There is no such scheme in Tamil Nadu, even after a 23 year-old civil engineering graduate in Madurai committed suicide in July 2016 allegedly because he was being hounded by debt recovery agents over his Rs 1.9-lakh loan.
In the last four-five years, Chennai lawyer B Jagannath has represented close to 50 students who were unable to pay back their bank loans in consumer and civil courts in the state as well as in the High Court. Half the cases are still pending. “About 45%-50% of my clients [new graduates] have some sort of an income, the rest do not,” he said. Their families are “retired government servants, but not senior officers, or farmers”. In most cases, his clients and the banks reach a compromise – a fixed sum both parties can agree on as a one-time settlement – and most often, the parents pay.
CH Venkatachalam of the All India Bank Employees Association added that banks are increasingly accepting such “one-time settlements” instead of holding out for full payments. He also said “banks have been instructed to not harass”.
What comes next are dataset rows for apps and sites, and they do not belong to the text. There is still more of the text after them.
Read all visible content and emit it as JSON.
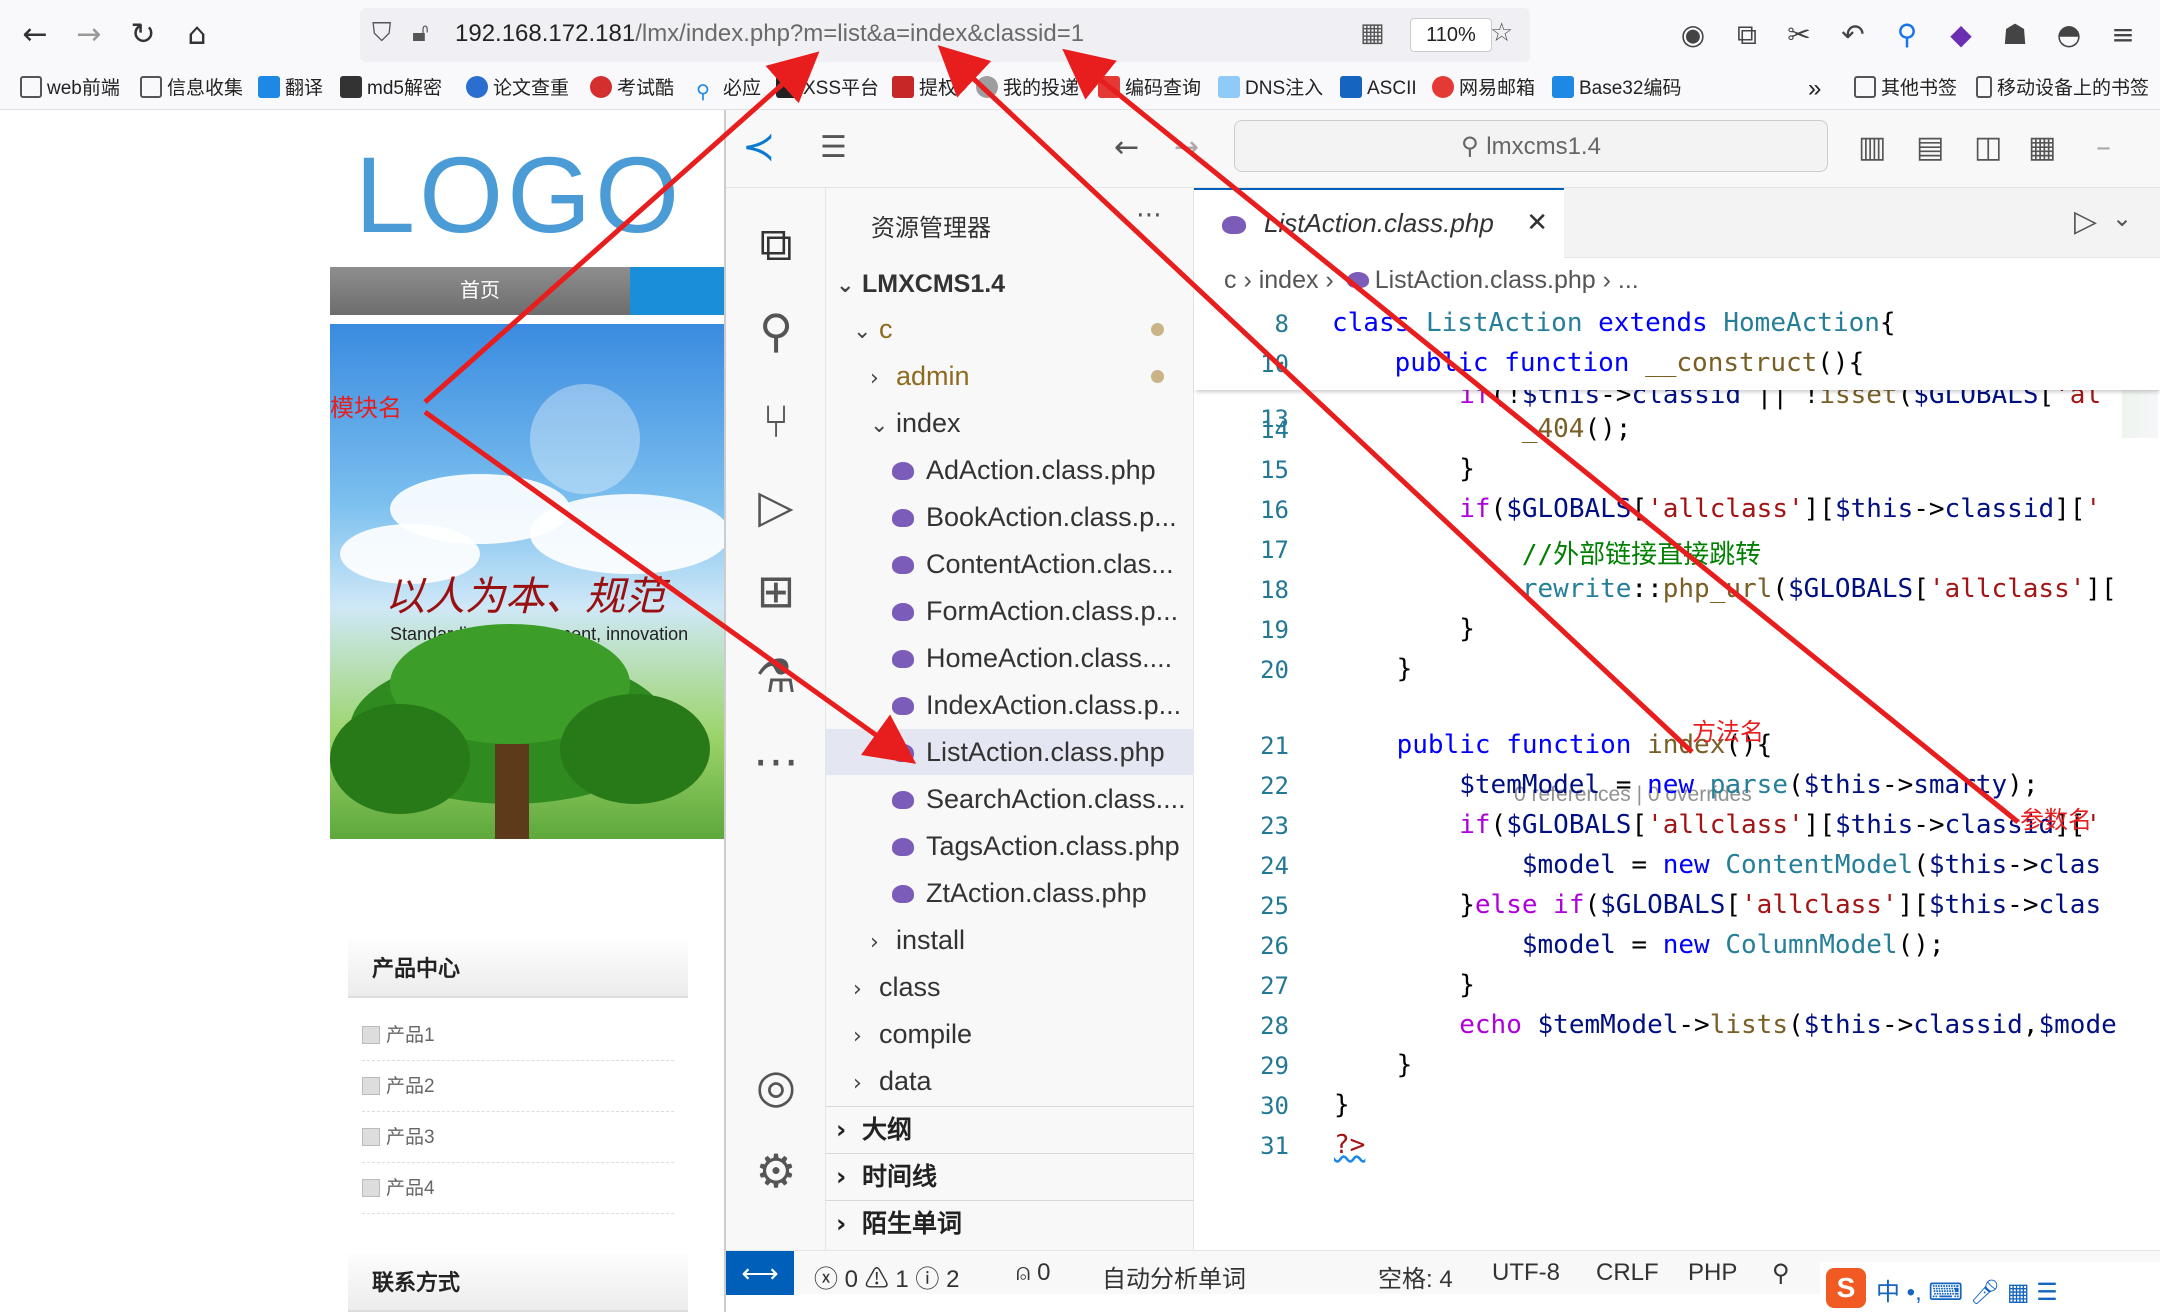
{
  "browser": {
    "url_host": "192.168.172.181",
    "url_rest": "/lmx/index.php?m=list&a=index&classid=1",
    "zoom": "110%",
    "bookmarks": [
      "web前端",
      "信息收集",
      "翻译",
      "md5解密",
      "论文查重",
      "考试酷",
      "必应",
      "XSS平台",
      "提权",
      "我的投递",
      "编码查询",
      "DNS注入",
      "ASCII",
      "网易邮箱",
      "Base32编码"
    ],
    "other_bookmarks": "其他书签",
    "mobile_bookmarks": "移动设备上的书签"
  },
  "site": {
    "logo": "LOGO",
    "nav_home": "首页",
    "slogan_cn": "以人为本、规范",
    "slogan_en": "Standardize management, innovation",
    "product_box_title": "产品中心",
    "products": [
      "产品1",
      "产品2",
      "产品3",
      "产品4"
    ],
    "contact_title": "联系方式"
  },
  "vscode": {
    "search": "lmxcms1.4",
    "explorer_title": "资源管理器",
    "project": "LMXCMS1.4",
    "tree": {
      "c": "c",
      "admin": "admin",
      "index": "index",
      "files": [
        "AdAction.class.php",
        "BookAction.class.p...",
        "ContentAction.clas...",
        "FormAction.class.p...",
        "HomeAction.class....",
        "IndexAction.class.p...",
        "ListAction.class.php",
        "SearchAction.class....",
        "TagsAction.class.php",
        "ZtAction.class.php"
      ],
      "install": "install",
      "class": "class",
      "compile": "compile",
      "data": "data"
    },
    "sections": [
      "大纲",
      "时间线",
      "陌生单词"
    ],
    "tab_title": "ListAction.class.php",
    "breadcrumb": {
      "a": "c",
      "b": "index",
      "c": "ListAction.class.php",
      "d": "..."
    },
    "codelens": "0 references | 0 overrides",
    "status": {
      "errors": "0",
      "warnings": "1",
      "infos": "2",
      "ports": "0",
      "spell": "自动分析单词",
      "spaces": "空格: 4",
      "encoding": "UTF-8",
      "eol": "CRLF",
      "lang": "PHP"
    }
  },
  "annotations": {
    "module": "模块名",
    "method": "方法名",
    "param": "参数名"
  }
}
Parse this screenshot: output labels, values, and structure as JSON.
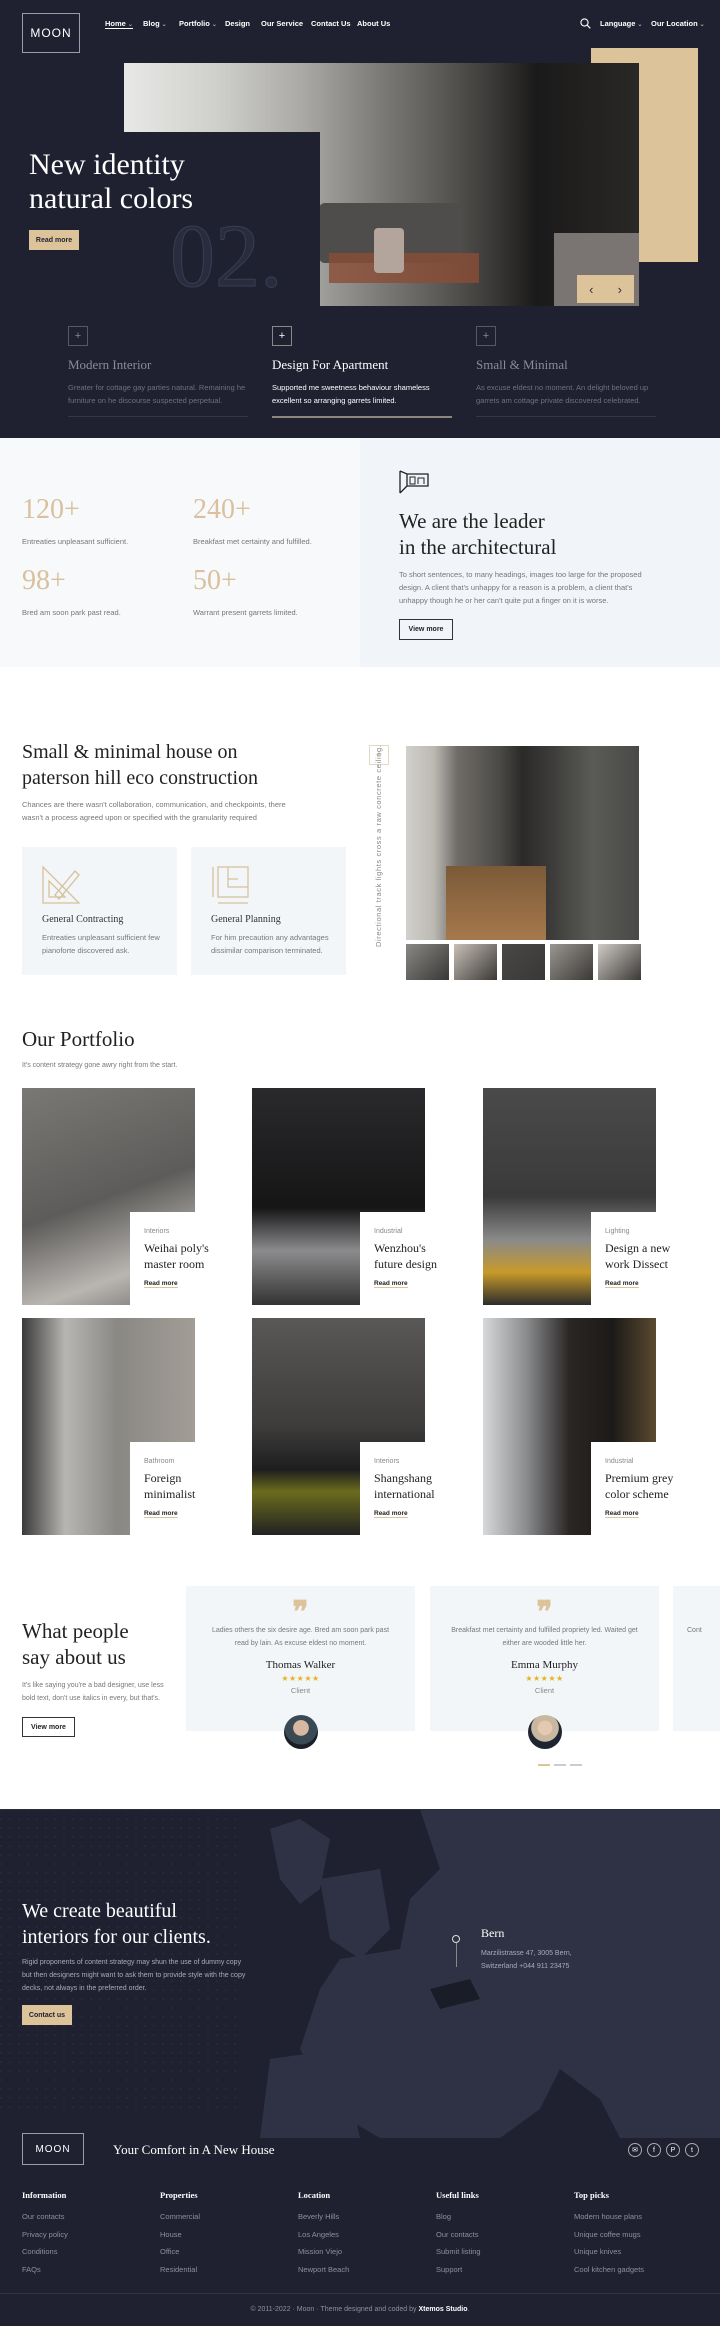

In the case of loans drawn under the subsidy scheme, it is the responsibility of the banks that have disbursed the loans to apply for the interest subsidy from the nodal agency – Canara Bank.
Both Raj Kumar of the Educational Loan Awareness Movement and lawyer Jagannath work with students who were charged interest because their banks did not claim the subsidy – reportedly a common problem.
Placements, tall promises
Raj Kumar said that very few students in Tamil Nadu took loans before 2009. “But after that, a very large number of students started taking loans, fees increased and the number of [engineering] colleges rose dramatically too,” he said. But jobs became harder to come by.
Union Human Resource Development Minister Prakash Javadekar said in March that only about 40% of engineering students managed to secure employment.
Students are now realising the promises of fat pay cheques and 100% placements their institutions made were exaggerated. Aditya Rath regrets trusting the advertisements his college put out. He said that only around 300 students from a batch of about 1,500 got jobs through placements while another 414, including himself, were cheated. “An agency claiming to represent a number of big companies came, interviewed us and gave us offer letters,” he elaborated. “When we went to the offices of these companies to join, we were told they had not hired from our campus at all. They did not name small companies either but major multinational corporations and no one checked.”
Panda’s college did not hold placements. He was recruited to the Gurgaon auto parts firm by middlemen, who placed him there at a much lower salary than an engineer who is directly hired would be paid. “There are colleges here that pay firms to recruit students for some months and let them go,” he alleged. He also said these institutions have connections with banks, which makes it easier for students to secure loans.